This post is going to step on some toes. I don't really care because it's not meant to bring harm to anyone. I'm only pointing out something that I have noticed. Something that us parents of children with autism (actually all parents do it, but all children aren't who this blog is about) keep doing to one another.
It was about a month ago, give or take a few days. Henry was having his therapy, which has been dropped to two nights a week. He is in preschool now so we don't do it as often. His therapist has a little dry erase board that Henry loves. She writes, he erases. It's their game.
On this day in particular the therapist had been writing words and Henry was actually saying them! Some were sight words, others were not. He even did a few 2 word phrases. As you can imagine, I was so stinking excited! Just like any excited mother (neuro-typical kids or not) in this day in time, I immediately posted about my genius son** on Facebook. Sort of kidding there. I didn't post that he was a genius, just what he had done and it probably had a million "!!!!" somewhere in the post.
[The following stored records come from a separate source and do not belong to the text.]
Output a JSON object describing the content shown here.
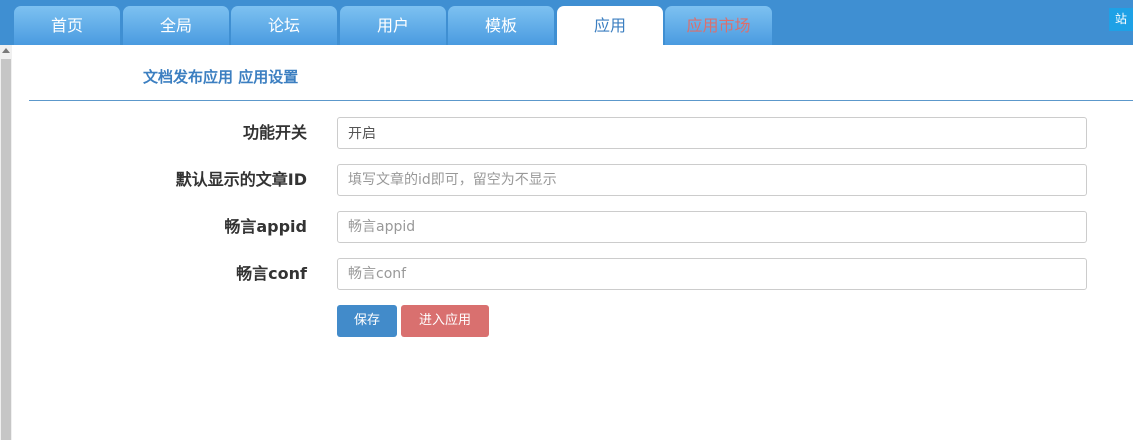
{
  "nav": {
    "tabs": [
      {
        "label": "首页"
      },
      {
        "label": "全局"
      },
      {
        "label": "论坛"
      },
      {
        "label": "用户"
      },
      {
        "label": "模板"
      },
      {
        "label": "应用"
      },
      {
        "label": "应用市场"
      }
    ],
    "active_tab": "应用",
    "corner_button": "站"
  },
  "page": {
    "title": "文档发布应用 应用设置"
  },
  "form": {
    "fields": [
      {
        "label": "功能开关",
        "value": "开启",
        "placeholder": ""
      },
      {
        "label": "默认显示的文章ID",
        "value": "",
        "placeholder": "填写文章的id即可，留空为不显示"
      },
      {
        "label": "畅言appid",
        "value": "",
        "placeholder": "畅言appid"
      },
      {
        "label": "畅言conf",
        "value": "",
        "placeholder": "畅言conf"
      }
    ],
    "save_label": "保存",
    "enter_app_label": "进入应用"
  },
  "colors": {
    "nav_background": "#3f8fd2",
    "accent": "#3c7fc1",
    "primary_button": "#428bca",
    "danger_button": "#d9706f"
  }
}
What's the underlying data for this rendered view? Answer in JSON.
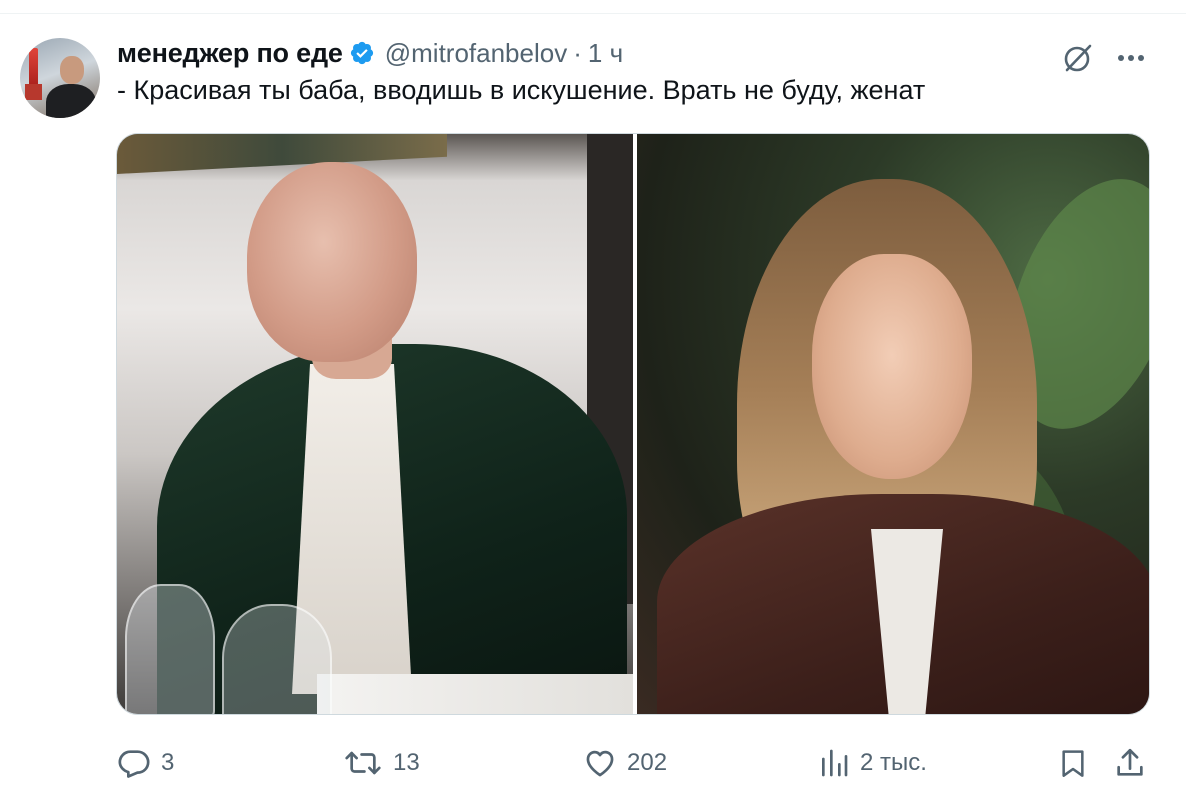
{
  "author": {
    "display_name": "менеджер по еде",
    "handle": "@mitrofanbelov",
    "separator": "·",
    "time": "1 ч",
    "verified": true
  },
  "tweet": {
    "text": "- Красивая ты баба, вводишь в искушение. Врать не буду, женат"
  },
  "actions": {
    "replies": "3",
    "retweets": "13",
    "likes": "202",
    "views": "2 тыс."
  },
  "icons": {
    "verified": "verified-badge-icon",
    "grok": "grok-icon",
    "more": "more-horizontal-icon",
    "reply": "reply-icon",
    "retweet": "retweet-icon",
    "like": "heart-icon",
    "views": "views-chart-icon",
    "bookmark": "bookmark-icon",
    "share": "share-icon"
  },
  "colors": {
    "accent": "#1d9bf0",
    "text_primary": "#0f1419",
    "text_secondary": "#536471",
    "border": "#cfd9de"
  }
}
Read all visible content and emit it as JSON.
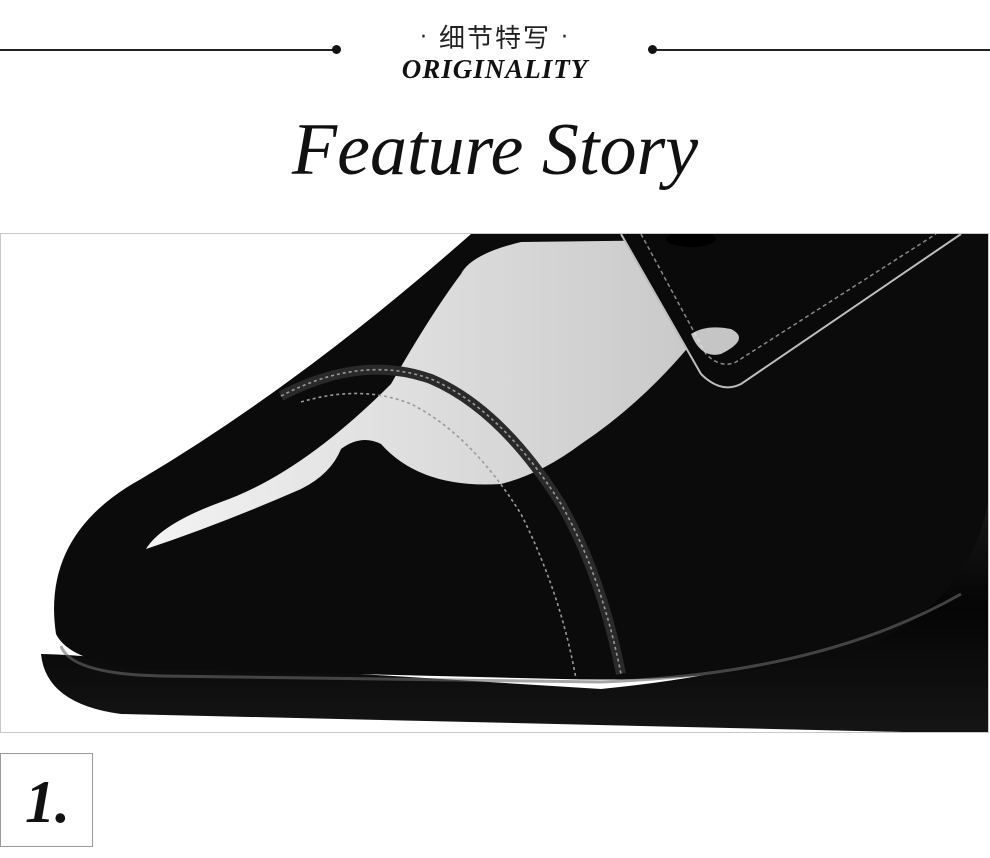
{
  "header": {
    "cn_title": "细节特写",
    "separator": "·",
    "en_subtitle": "ORIGINALITY",
    "headline": "Feature Story"
  },
  "photo": {
    "subject": "black patent leather shoe toe close-up"
  },
  "section": {
    "number": "1."
  },
  "colors": {
    "background": "#ffffff",
    "text": "#111111",
    "leather": "#0b0b0b"
  }
}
Boy, was my excitement shot down with the quickness. I got a few yays and "way to go"s, but what stood out the most were the "It's typical." "Kids with autism do that early"s. To be honest, as proud as I was of my boy, my heart was broken and my spirit was shot down. Why? I don't know. I'll never understand what goes through other people's minds.
You know what though. It wasn't fair to me and it wasn't fair to Henry even though he may not have had a clue what was going on. Had my child been neurotypical, his first time reading would have been an amazing thing. There would have been cheers all around. Since he has autism though, it was almost as if I shouldn't have been excited. I should have just been expecting it because you know...kids with autism read early. It's nothing special.**
I won't let that happen anymore. Ever. I will from now on rejoice in everything that I feel needs rejoicing. Screw what the books say about autism. My bubble was burst. I'm sure I've been guilty of bursting bubbles myself. The only way to stop it is for us parents to stop it. We have to stop acting like our children are different than others, we have to celebrate EVERYTHING, we have to stop telling each other how to do things.
Is it possible for us to connect with each other, support each other, and pat each other on the back without pulling statistics and research into it? Is it possible to just give each other our moments?
**If something had this by it in this post, it was sarcasm. No, I don't think my son is all knowing genius. But if I did, would you let me have that or shoot it down? Who would it hurt?